§ REQUIRED WORK: Which lines in the data below contain the word "BOITE"? Copy each of them.

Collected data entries
↓↓↓

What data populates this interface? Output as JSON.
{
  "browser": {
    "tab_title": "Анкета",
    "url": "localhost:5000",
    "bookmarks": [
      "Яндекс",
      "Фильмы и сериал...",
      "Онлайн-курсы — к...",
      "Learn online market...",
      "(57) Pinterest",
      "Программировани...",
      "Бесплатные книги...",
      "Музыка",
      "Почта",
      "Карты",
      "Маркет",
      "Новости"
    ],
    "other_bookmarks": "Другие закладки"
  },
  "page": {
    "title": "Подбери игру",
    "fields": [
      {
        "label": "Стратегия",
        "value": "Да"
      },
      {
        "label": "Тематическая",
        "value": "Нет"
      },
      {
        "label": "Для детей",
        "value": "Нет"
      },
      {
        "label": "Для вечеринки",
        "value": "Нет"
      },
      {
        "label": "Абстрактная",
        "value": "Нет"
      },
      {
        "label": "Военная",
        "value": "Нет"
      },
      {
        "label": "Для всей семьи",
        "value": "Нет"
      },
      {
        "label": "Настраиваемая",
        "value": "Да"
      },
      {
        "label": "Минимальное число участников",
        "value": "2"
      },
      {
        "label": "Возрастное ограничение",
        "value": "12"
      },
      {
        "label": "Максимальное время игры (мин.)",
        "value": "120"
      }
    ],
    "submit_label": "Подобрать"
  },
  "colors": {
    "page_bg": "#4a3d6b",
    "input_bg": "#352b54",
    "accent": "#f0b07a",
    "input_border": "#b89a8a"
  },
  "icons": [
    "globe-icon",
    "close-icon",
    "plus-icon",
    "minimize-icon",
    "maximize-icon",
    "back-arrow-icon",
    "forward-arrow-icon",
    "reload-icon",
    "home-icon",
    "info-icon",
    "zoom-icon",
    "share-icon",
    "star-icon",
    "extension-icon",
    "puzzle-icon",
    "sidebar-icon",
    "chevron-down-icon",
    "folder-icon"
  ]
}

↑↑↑
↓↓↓

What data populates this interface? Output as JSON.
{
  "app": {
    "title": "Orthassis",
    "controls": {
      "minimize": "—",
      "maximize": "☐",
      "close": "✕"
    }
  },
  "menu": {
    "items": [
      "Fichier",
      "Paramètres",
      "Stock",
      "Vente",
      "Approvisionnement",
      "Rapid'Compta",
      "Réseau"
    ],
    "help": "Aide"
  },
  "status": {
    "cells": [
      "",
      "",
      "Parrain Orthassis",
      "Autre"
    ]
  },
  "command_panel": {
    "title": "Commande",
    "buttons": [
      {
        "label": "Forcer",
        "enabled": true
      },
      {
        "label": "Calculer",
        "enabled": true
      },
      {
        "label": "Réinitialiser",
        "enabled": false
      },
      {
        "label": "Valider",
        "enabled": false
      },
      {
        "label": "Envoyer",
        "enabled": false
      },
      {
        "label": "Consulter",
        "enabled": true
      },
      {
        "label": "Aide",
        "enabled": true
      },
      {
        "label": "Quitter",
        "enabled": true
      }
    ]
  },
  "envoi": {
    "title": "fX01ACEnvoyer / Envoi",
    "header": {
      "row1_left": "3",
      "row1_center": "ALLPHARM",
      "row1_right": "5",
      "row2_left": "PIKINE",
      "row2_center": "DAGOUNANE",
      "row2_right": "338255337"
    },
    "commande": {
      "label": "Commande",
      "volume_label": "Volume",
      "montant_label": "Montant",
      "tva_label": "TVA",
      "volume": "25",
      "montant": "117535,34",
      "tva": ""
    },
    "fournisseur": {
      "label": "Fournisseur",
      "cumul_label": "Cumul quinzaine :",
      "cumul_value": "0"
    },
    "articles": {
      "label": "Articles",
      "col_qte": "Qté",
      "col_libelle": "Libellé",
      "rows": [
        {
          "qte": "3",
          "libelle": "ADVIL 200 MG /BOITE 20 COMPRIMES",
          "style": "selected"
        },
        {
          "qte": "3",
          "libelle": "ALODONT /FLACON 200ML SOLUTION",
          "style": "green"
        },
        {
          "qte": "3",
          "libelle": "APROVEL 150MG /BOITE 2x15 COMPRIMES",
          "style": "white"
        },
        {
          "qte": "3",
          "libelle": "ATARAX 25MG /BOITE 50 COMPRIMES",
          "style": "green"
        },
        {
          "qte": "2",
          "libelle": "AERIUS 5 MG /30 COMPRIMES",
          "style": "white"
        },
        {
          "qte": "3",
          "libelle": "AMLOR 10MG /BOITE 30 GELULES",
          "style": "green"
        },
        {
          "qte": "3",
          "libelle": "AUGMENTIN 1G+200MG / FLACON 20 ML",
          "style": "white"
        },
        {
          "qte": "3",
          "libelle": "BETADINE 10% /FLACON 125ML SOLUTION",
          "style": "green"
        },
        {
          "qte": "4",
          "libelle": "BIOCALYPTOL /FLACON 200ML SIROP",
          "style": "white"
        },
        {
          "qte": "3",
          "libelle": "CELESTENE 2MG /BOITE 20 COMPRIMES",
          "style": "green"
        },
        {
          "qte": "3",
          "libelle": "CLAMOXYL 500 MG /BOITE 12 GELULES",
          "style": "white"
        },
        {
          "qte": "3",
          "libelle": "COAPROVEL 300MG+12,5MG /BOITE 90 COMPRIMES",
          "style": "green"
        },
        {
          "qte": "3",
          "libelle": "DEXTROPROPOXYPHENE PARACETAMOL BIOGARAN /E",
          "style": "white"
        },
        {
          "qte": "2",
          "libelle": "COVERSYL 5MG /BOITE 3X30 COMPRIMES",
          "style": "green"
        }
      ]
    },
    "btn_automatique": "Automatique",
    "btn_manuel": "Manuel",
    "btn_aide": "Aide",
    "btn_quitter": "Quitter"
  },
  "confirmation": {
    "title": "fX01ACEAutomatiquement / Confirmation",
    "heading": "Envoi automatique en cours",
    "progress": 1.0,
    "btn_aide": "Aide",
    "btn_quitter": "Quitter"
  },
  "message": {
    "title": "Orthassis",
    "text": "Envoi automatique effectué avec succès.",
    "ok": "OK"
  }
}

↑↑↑

§ EXERCISE RESPONSE:
          "libelle": "ADVIL 200 MG /BOITE 20 COMPRIMES",
          "libelle": "APROVEL 150MG /BOITE 2x15 COMPRIMES",
          "libelle": "ATARAX 25MG /BOITE 50 COMPRIMES",
          "libelle": "AMLOR 10MG /BOITE 30 GELULES",
          "libelle": "CELESTENE 2MG /BOITE 20 COMPRIMES",
          "libelle": "CLAMOXYL 500 MG /BOITE 12 GELULES",
          "libelle": "COAPROVEL 300MG+12,5MG /BOITE 90 COMPRIMES",
          "libelle": "COVERSYL 5MG /BOITE 3X30 COMPRIMES",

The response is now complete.